Was this page helpful?
Your feedback about this content is important. Let us know what you think.
Additional feedback?
1500 characters remaining
Export (0) Print
Expand All

Deploying the Cryptography Application Block

Retired Content

This content is outdated and is no longer being maintained. It is provided as a courtesy for individuals who are still using these technologies. This page may contain URLs that were valid when originally published, but now link to sites or pages that no longer exist.

The latest Enterprise Library information can be found at the Enterprise Library site.

The Cryptography Application Block is comprised of multiple assemblies. Each assembly that belongs to the Cryptography Application Block has a file name that begins with Microsoft.Practices.EnterpriseLibrary.Security.Cryptography. Additionally, the application block depends on the common assembly and on the ObjectBuilder subsystem. Applications that use the Cryptography Application Block can be deployed in one of two configurations:

  • They can be deployed as private assemblies in the application folder hierarchy.
  • They can be deployed as shared assemblies in any file system location or in the global assembly cache.

Deploying the Cryptography Application Block as Private Assemblies

If the application does not have to use the services available from the global assembly cache, the Cryptography Application Block can be deployed in the application folder structure. This simplifies deployment because you can install the entire application, including the Cryptography Application Block assemblies, on the destination computer by using the xcopy command. If multiple applications on the same computer use the Cryptography Application Block, you can install a copy of the assemblies in each application folder hierarchy. This allows each application's copy of the assemblies to be updated independently. For information about strong naming the Enterprise Library assemblies, see Strong Naming Enterprise Library Assemblies.

Deploying the Cryptography Application Block as Shared Assemblies

You can assign a strong name to the Cryptography Application Block assemblies. Both Visual Studio .NET and the .NET Framework SDK include tools to do this. After assemblies are strong named, they can be deployed in a shared location and used by multiple applications. You can choose to deploy the assemblies in any file system location and add a <codeBase> element that specifies the location of the assemblies in the application configuration file of each application that uses the Cryptography Application Block.

A more likely scenario is that you deploy shared assemblies in the global assembly cache. In this scenario, all applications on the computer can use the assemblies without any additional configuration. You can use one of the following tools to install an assembly in the global assembly cache:

  • An installer program, such as the Microsoft Windows Installer, version 2.0
  • The Global Assembly Cache Tool command line utility (Gacutil.exe)
  • The .NET Framework Configuration tool (Mscorcfg.msc)

Distributing Keys

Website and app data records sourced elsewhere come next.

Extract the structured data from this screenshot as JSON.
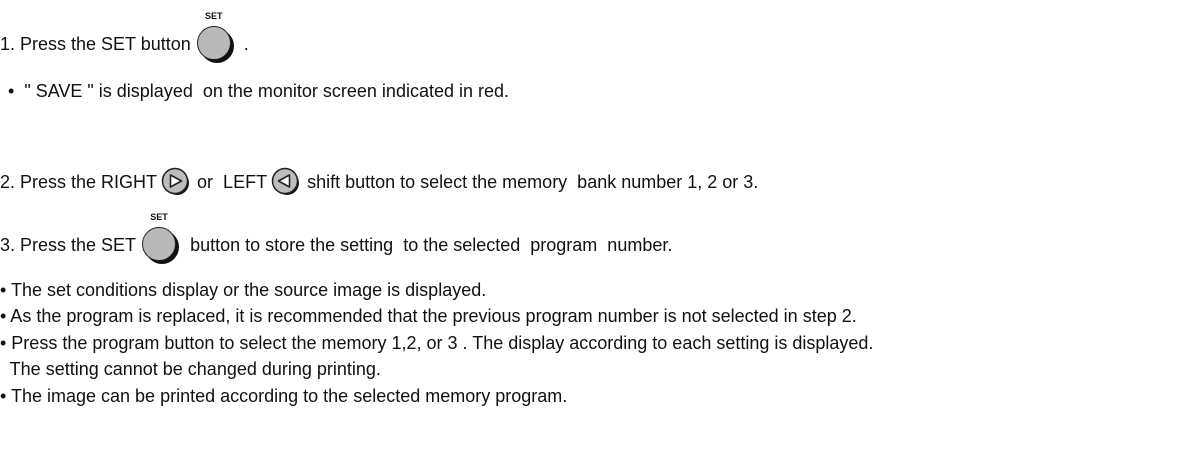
{
  "step1": {
    "prefix": "1. Press the SET button",
    "button_label": "SET",
    "suffix": " ."
  },
  "bullet1": {
    "marker": "•",
    "text": "  \" SAVE \" is displayed  on the monitor screen indicated in red."
  },
  "step2": {
    "prefix": "2. Press the RIGHT",
    "middle": "or  LEFT",
    "suffix": "shift button to select the memory  bank number 1, 2 or 3."
  },
  "step3": {
    "prefix": "3. Press the SET",
    "button_label": "SET",
    "suffix": "button to store the setting  to the selected  program  number."
  },
  "notes": [
    "• The set conditions display or the source image is displayed.",
    "• As the program is replaced, it is recommended that the previous program number is not selected in step 2.",
    "• Press the program button to select the memory 1,2, or 3 . The display according to each setting is displayed.",
    "  The setting cannot be changed during printing.",
    "• The image can be printed according to the selected memory program."
  ],
  "icons": {
    "set_button": "round-set-button-icon",
    "right_button": "right-shift-button-icon",
    "left_button": "left-shift-button-icon"
  }
}
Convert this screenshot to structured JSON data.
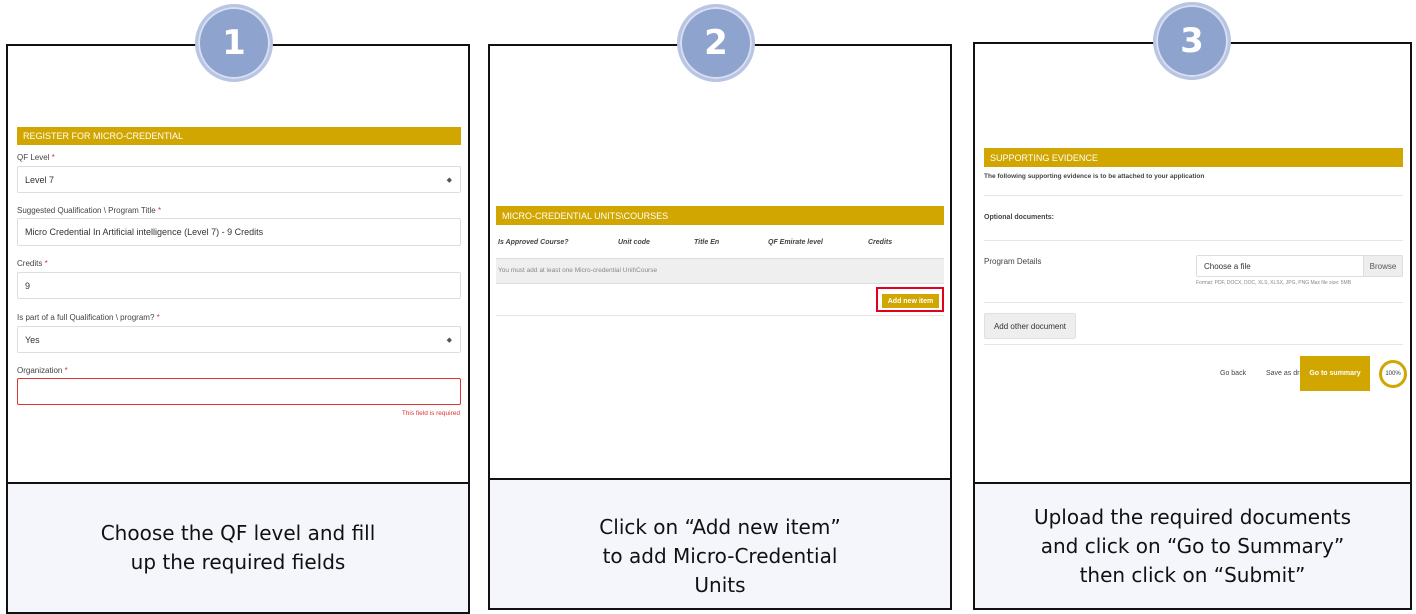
{
  "steps": [
    {
      "number": "1",
      "caption_line1": "Choose the QF level and fill",
      "caption_line2": "up the required fields"
    },
    {
      "number": "2",
      "caption_line1": "Click on “Add new item”",
      "caption_line2": "to add Micro-Credential",
      "caption_line3": "Units"
    },
    {
      "number": "3",
      "caption_line1": "Upload the required documents",
      "caption_line2": "and click on “Go to Summary”",
      "caption_line3": "then click on “Submit”"
    }
  ],
  "panel1": {
    "header": "REGISTER FOR MICRO-CREDENTIAL",
    "qf_label": "QF Level",
    "qf_value": "Level 7",
    "title_label": "Suggested Qualification \\ Program Title",
    "title_value": "Micro Credential In Artificial intelligence (Level 7) - 9 Credits",
    "credits_label": "Credits",
    "credits_value": "9",
    "part_label": "Is part of a full Qualification \\ program?",
    "part_value": "Yes",
    "org_label": "Organization",
    "org_value": "",
    "org_error": "This field is required",
    "required_mark": "*"
  },
  "panel2": {
    "header": "MICRO-CREDENTIAL UNITS\\COURSES",
    "columns": [
      "Is Approved Course?",
      "Unit code",
      "Title En",
      "QF Emirate level",
      "Credits"
    ],
    "empty_message": "You must add at least one Micro-credential Unit\\Course",
    "add_button": "Add new item",
    "highlight_color": "#e3001b"
  },
  "panel3": {
    "header": "SUPPORTING EVIDENCE",
    "intro": "The following supporting evidence is to be attached to your application",
    "optional": "Optional documents:",
    "program_details": "Program Details",
    "file_placeholder": "Choose a file",
    "browse": "Browse",
    "format_hint": "Format: PDF, DOCX, DOC, XLS, XLSX, JPG, PNG Max file size: 5MB",
    "add_other": "Add other document",
    "go_back": "Go back",
    "save_draft": "Save as draft",
    "go_summary": "Go to summary",
    "progress": "100%"
  },
  "colors": {
    "gold": "#d1a600",
    "badge": "#8fa3cf",
    "error": "#d33"
  }
}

Figure 1 illustrates the process supported by the application block to manage and distribute keys. On Computer A, you use the configuration console to read an encrypted key stored in a file. The configuration console relies on the Cryptography Application Block to do this. The application block uses DPAPI to decrypt the key in memory and display it with the configuration console's Cryptographic Key Wizard (if you do not use the wizard to edit the key, it remains encrypted in memory). When you export the key to a file, the application block uses a password that you supply and a randomly generated salt value to encrypt the key. You transport the file that contains the key to Computer B and use the configuration console to import the key from the file. When you save your application configuration, the configuration console uses the application block to encrypt the key with DPAPI and save it to a local file.

Ff649375.CR-DES-02-KeyManagement(en-us,PandP.10).gif

Figure 1
Distribution of keys

The configuration console stores the absolute path to each key file in the <securityCryptographyConfiguration> section in the configuration source. For example, when you use the default configuration source, your application configuration file contains the absolute path to your key files. If you deploy your application to another computer, you must either deploy your key files to the same absolute path or update the <securityCryptographyConfiguration> section of the computer's configuration source to reflect the new location.

Retired Content

This content is outdated and is no longer being maintained. It is provided as a courtesy for individuals who are still using these technologies. This page may contain URLs that were valid when originally published, but now link to sites or pages that no longer exist.

The latest Enterprise Library information can be found at the Enterprise Library site.
Show:
© 2015 Microsoft